- Beginning in May and continuing through September 2020, the economy recovered partially as some businesses re-opened and others brought back employees into seasonal jobs. During this time, unemployment declined particularly among white male youth. Among Black male youth, Asian American male and female youth, and Hispanic male and female youth, unemployment remained around 20 percent until September. After the summer, the recovery slowed down as some businesses permanently closed. In March 2021—12 months after the outbreak—youth unemployment was at 11 percent, 3 percentage points higher than it was before the pandemic, and remained higher among Black and Hispanic youth.
- Rising unemployment during the early stages of the pandemic was particularly pronounced among female youth and Asian American youth—groups that historically have had lower than average unemployment rates among young people during typical recessions. Business closures in industries that were hit hardest due to a decline in consumer demand and lack of remote work options led to a sharp increase in unemployment, particularly among female youth. Asian American youth, who are more likely to both work in the hard-hit industries and live in the hardest-hit regions, experienced unprecedented rates of unemployment, coupled with an increase in discrimination and racism due to COVID-19. During the first quarter of the pandemic, unemployment among Asian American male youth jumped from 5.4 percent to 23.9 percent and among Asian American female youth jumped from 7.0 percent to 25.8 percent. Asian American youth unemployment peaked at 14.7 percent during the Great Recession.

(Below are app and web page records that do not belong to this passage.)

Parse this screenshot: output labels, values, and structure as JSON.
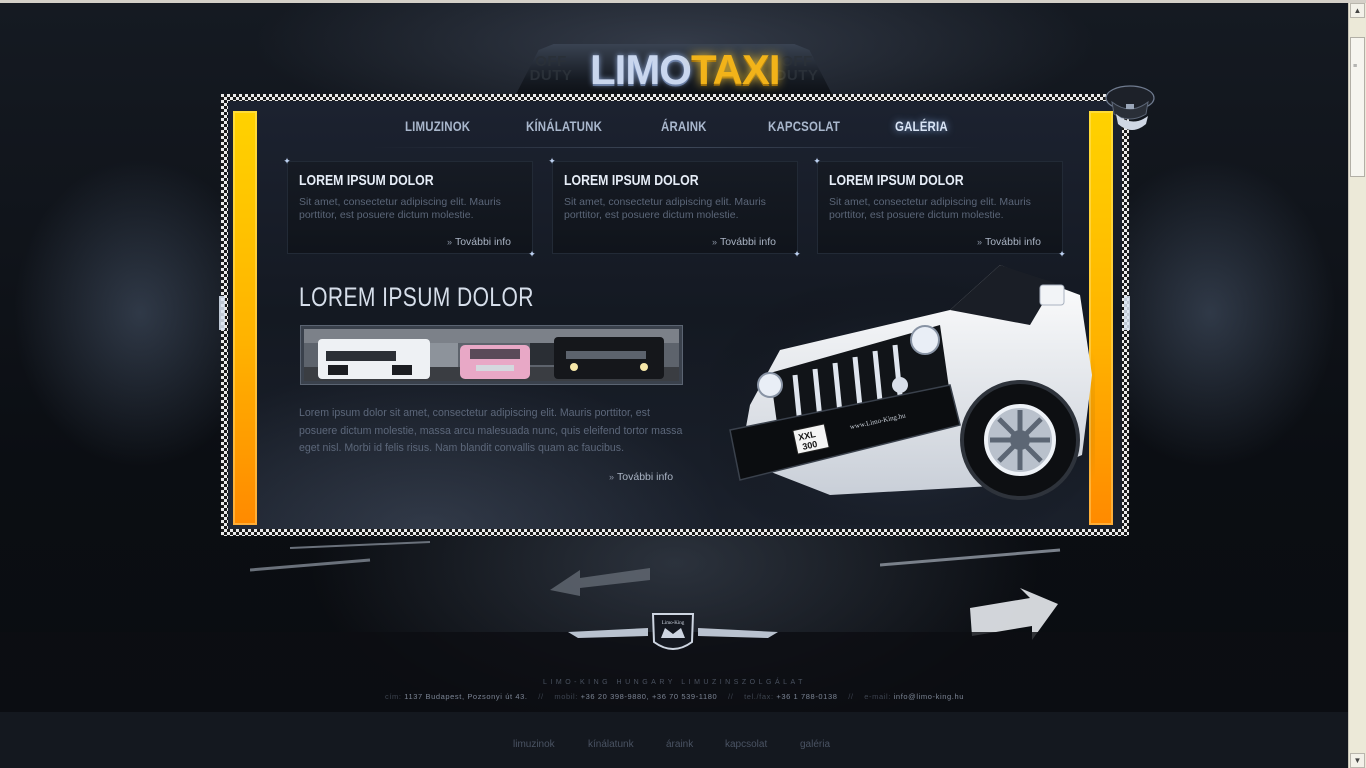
{
  "logo": {
    "part1": "LIMO",
    "part2": "TAXI",
    "sign_left": "OFF DUTY",
    "sign_right": "OFF DUTY"
  },
  "nav": [
    {
      "label": "LIMUZINOK"
    },
    {
      "label": "KÍNÁLATUNK"
    },
    {
      "label": "ÁRAINK"
    },
    {
      "label": "KAPCSOLAT"
    },
    {
      "label": "GALÉRIA",
      "active": true
    }
  ],
  "boxes": [
    {
      "title": "LOREM IPSUM DOLOR",
      "text": "Sit amet, consectetur adipiscing elit. Mauris porttitor, est posuere dictum molestie.",
      "more": "További info"
    },
    {
      "title": "LOREM IPSUM DOLOR",
      "text": "Sit amet, consectetur adipiscing elit. Mauris porttitor, est posuere dictum molestie.",
      "more": "További info"
    },
    {
      "title": "LOREM IPSUM DOLOR",
      "text": "Sit amet, consectetur adipiscing elit. Mauris porttitor, est posuere dictum molestie.",
      "more": "További info"
    }
  ],
  "main": {
    "title": "LOREM IPSUM DOLOR",
    "text": "Lorem ipsum dolor sit amet, consectetur adipiscing elit. Mauris porttitor, est posuere dictum molestie, massa arcu malesuada nunc, quis eleifend tortor massa eget nisl. Morbi id felis risus. Nam blandit convallis quam ac faucibus.",
    "more": "További info"
  },
  "hummer": {
    "plate_line1": "XXL",
    "plate_line2": "300",
    "badge": "www.Limo-King.hu"
  },
  "emblem": {
    "text": "Limo-King"
  },
  "footer": {
    "company": "Limo-King Hungary limuzinszolgálat",
    "address_label": "cím:",
    "address": "1137 Budapest, Pozsonyi út 43.",
    "mobile_label": "mobil:",
    "mobile": "+36 20 398-9880, +36 70 539-1180",
    "tel_label": "tel./fax:",
    "tel": "+36 1 788-0138",
    "email_label": "e-mail:",
    "email": "info@limo-king.hu",
    "separator": "//"
  },
  "bottom_nav": [
    {
      "label": "limuzinok"
    },
    {
      "label": "kínálatunk"
    },
    {
      "label": "áraink"
    },
    {
      "label": "kapcsolat"
    },
    {
      "label": "galéria"
    }
  ],
  "colors": {
    "accent_yellow": "#ffc400",
    "accent_orange": "#ff8a00",
    "logo_gold": "#f2b319",
    "background": "#0c0f14"
  },
  "icons": {
    "more_arrow": "double-chevron-right-icon",
    "logo_cap": "chauffeur-cap-icon"
  }
}
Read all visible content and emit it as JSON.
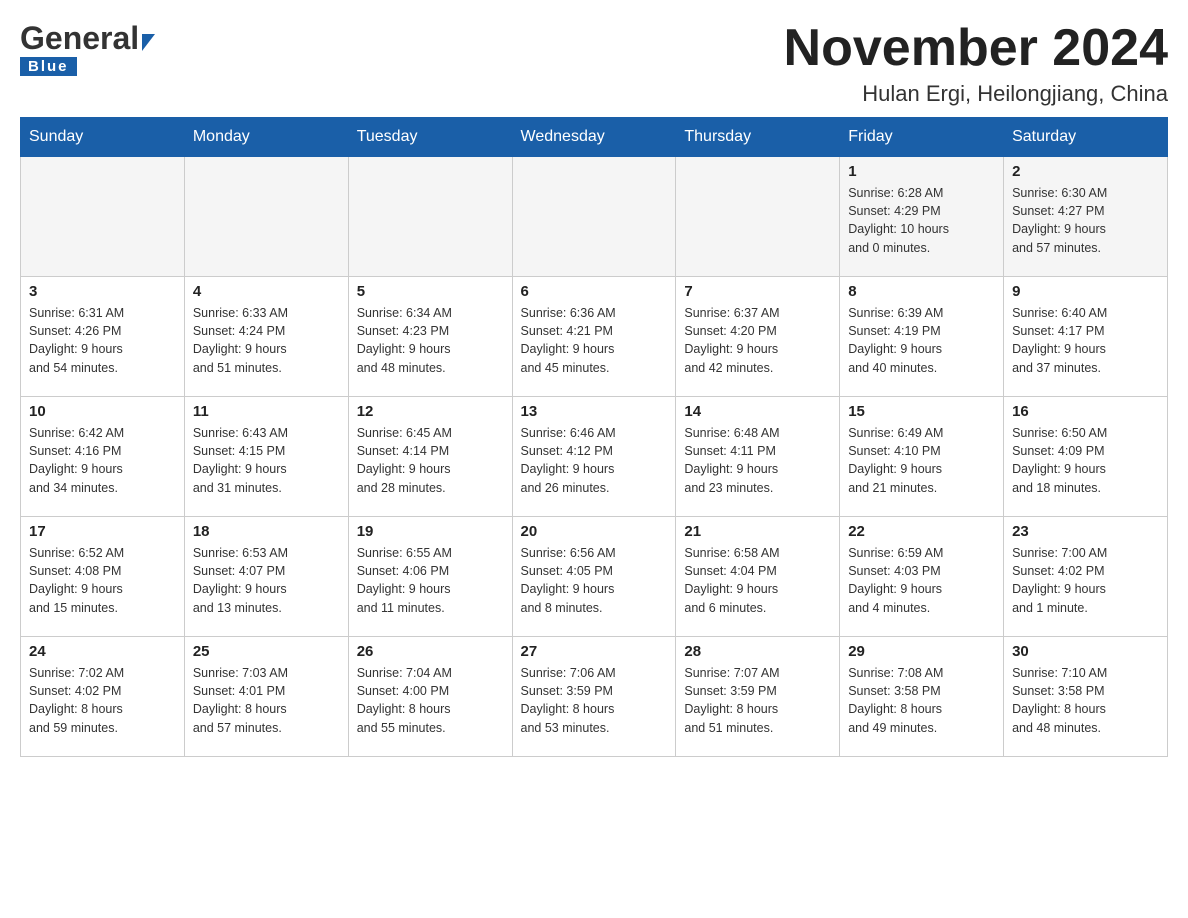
{
  "header": {
    "logo_general": "General",
    "logo_blue": "Blue",
    "main_title": "November 2024",
    "subtitle": "Hulan Ergi, Heilongjiang, China"
  },
  "calendar": {
    "days_of_week": [
      "Sunday",
      "Monday",
      "Tuesday",
      "Wednesday",
      "Thursday",
      "Friday",
      "Saturday"
    ],
    "weeks": [
      [
        {
          "day": "",
          "info": ""
        },
        {
          "day": "",
          "info": ""
        },
        {
          "day": "",
          "info": ""
        },
        {
          "day": "",
          "info": ""
        },
        {
          "day": "",
          "info": ""
        },
        {
          "day": "1",
          "info": "Sunrise: 6:28 AM\nSunset: 4:29 PM\nDaylight: 10 hours\nand 0 minutes."
        },
        {
          "day": "2",
          "info": "Sunrise: 6:30 AM\nSunset: 4:27 PM\nDaylight: 9 hours\nand 57 minutes."
        }
      ],
      [
        {
          "day": "3",
          "info": "Sunrise: 6:31 AM\nSunset: 4:26 PM\nDaylight: 9 hours\nand 54 minutes."
        },
        {
          "day": "4",
          "info": "Sunrise: 6:33 AM\nSunset: 4:24 PM\nDaylight: 9 hours\nand 51 minutes."
        },
        {
          "day": "5",
          "info": "Sunrise: 6:34 AM\nSunset: 4:23 PM\nDaylight: 9 hours\nand 48 minutes."
        },
        {
          "day": "6",
          "info": "Sunrise: 6:36 AM\nSunset: 4:21 PM\nDaylight: 9 hours\nand 45 minutes."
        },
        {
          "day": "7",
          "info": "Sunrise: 6:37 AM\nSunset: 4:20 PM\nDaylight: 9 hours\nand 42 minutes."
        },
        {
          "day": "8",
          "info": "Sunrise: 6:39 AM\nSunset: 4:19 PM\nDaylight: 9 hours\nand 40 minutes."
        },
        {
          "day": "9",
          "info": "Sunrise: 6:40 AM\nSunset: 4:17 PM\nDaylight: 9 hours\nand 37 minutes."
        }
      ],
      [
        {
          "day": "10",
          "info": "Sunrise: 6:42 AM\nSunset: 4:16 PM\nDaylight: 9 hours\nand 34 minutes."
        },
        {
          "day": "11",
          "info": "Sunrise: 6:43 AM\nSunset: 4:15 PM\nDaylight: 9 hours\nand 31 minutes."
        },
        {
          "day": "12",
          "info": "Sunrise: 6:45 AM\nSunset: 4:14 PM\nDaylight: 9 hours\nand 28 minutes."
        },
        {
          "day": "13",
          "info": "Sunrise: 6:46 AM\nSunset: 4:12 PM\nDaylight: 9 hours\nand 26 minutes."
        },
        {
          "day": "14",
          "info": "Sunrise: 6:48 AM\nSunset: 4:11 PM\nDaylight: 9 hours\nand 23 minutes."
        },
        {
          "day": "15",
          "info": "Sunrise: 6:49 AM\nSunset: 4:10 PM\nDaylight: 9 hours\nand 21 minutes."
        },
        {
          "day": "16",
          "info": "Sunrise: 6:50 AM\nSunset: 4:09 PM\nDaylight: 9 hours\nand 18 minutes."
        }
      ],
      [
        {
          "day": "17",
          "info": "Sunrise: 6:52 AM\nSunset: 4:08 PM\nDaylight: 9 hours\nand 15 minutes."
        },
        {
          "day": "18",
          "info": "Sunrise: 6:53 AM\nSunset: 4:07 PM\nDaylight: 9 hours\nand 13 minutes."
        },
        {
          "day": "19",
          "info": "Sunrise: 6:55 AM\nSunset: 4:06 PM\nDaylight: 9 hours\nand 11 minutes."
        },
        {
          "day": "20",
          "info": "Sunrise: 6:56 AM\nSunset: 4:05 PM\nDaylight: 9 hours\nand 8 minutes."
        },
        {
          "day": "21",
          "info": "Sunrise: 6:58 AM\nSunset: 4:04 PM\nDaylight: 9 hours\nand 6 minutes."
        },
        {
          "day": "22",
          "info": "Sunrise: 6:59 AM\nSunset: 4:03 PM\nDaylight: 9 hours\nand 4 minutes."
        },
        {
          "day": "23",
          "info": "Sunrise: 7:00 AM\nSunset: 4:02 PM\nDaylight: 9 hours\nand 1 minute."
        }
      ],
      [
        {
          "day": "24",
          "info": "Sunrise: 7:02 AM\nSunset: 4:02 PM\nDaylight: 8 hours\nand 59 minutes."
        },
        {
          "day": "25",
          "info": "Sunrise: 7:03 AM\nSunset: 4:01 PM\nDaylight: 8 hours\nand 57 minutes."
        },
        {
          "day": "26",
          "info": "Sunrise: 7:04 AM\nSunset: 4:00 PM\nDaylight: 8 hours\nand 55 minutes."
        },
        {
          "day": "27",
          "info": "Sunrise: 7:06 AM\nSunset: 3:59 PM\nDaylight: 8 hours\nand 53 minutes."
        },
        {
          "day": "28",
          "info": "Sunrise: 7:07 AM\nSunset: 3:59 PM\nDaylight: 8 hours\nand 51 minutes."
        },
        {
          "day": "29",
          "info": "Sunrise: 7:08 AM\nSunset: 3:58 PM\nDaylight: 8 hours\nand 49 minutes."
        },
        {
          "day": "30",
          "info": "Sunrise: 7:10 AM\nSunset: 3:58 PM\nDaylight: 8 hours\nand 48 minutes."
        }
      ]
    ]
  }
}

- Youth unemployment was particularly concentrated in areas where states introduced stricter containment measures in response to COVID-19 infections. The West Coast and the Northeast were hit hardest by COVID-19 early in the pandemic and thus adopted stricter stay-at-home orders and state policies to curb the spread of the virus, which led to a sharp increase in youth unemployment in the second quarter of 2020. During this period, a 10-point increase in the stringency index—a composite measure of nine indicators such as workplace closures and travel restrictions that captures the severity or intensity of coronavirus containment measures—corresponded to a 4.2 percentage point increase in the youth unemployment rate, whereas the unemployment rate for adults ages 25 to 54 increased by only 1.6 percentage points.
- Youth unemployment returned to pre-pandemic levels in many states and metropolitan areas by the end of 2020. However, youth unemployment rates in six states—Hawaii, Illinois, Massachusetts, Michigan, New Jersey, and Washington—remained at least 5 percentage points higher than before the pandemic. Youth unemployment fell in most metropolitan areas during the second half of the year except in Honolulu, New York City, Providence, and Miami. By the end of 2020, the metropolitan areas with the highest youth unemployment were San Francisco, Seattle, New York, Las Vegas, Providence, Chicago, Los Angeles, Detroit, and Miami.
To further highlight the impacts of COVID-19 on youth employment and bring these numbers to life, Mathematica created powerful data visualizations to put these numbers in the context of the Great Recession and highlight the impacts and inequities during the recovery. Having the ability to see, digest, and interpret the data can guide resources to enable equitable economic recovery. Equipped with this information, policymakers, foundations, and other key stakeholders that invest in programs for youth might consider allocating resources to the country's hardest-hit communities.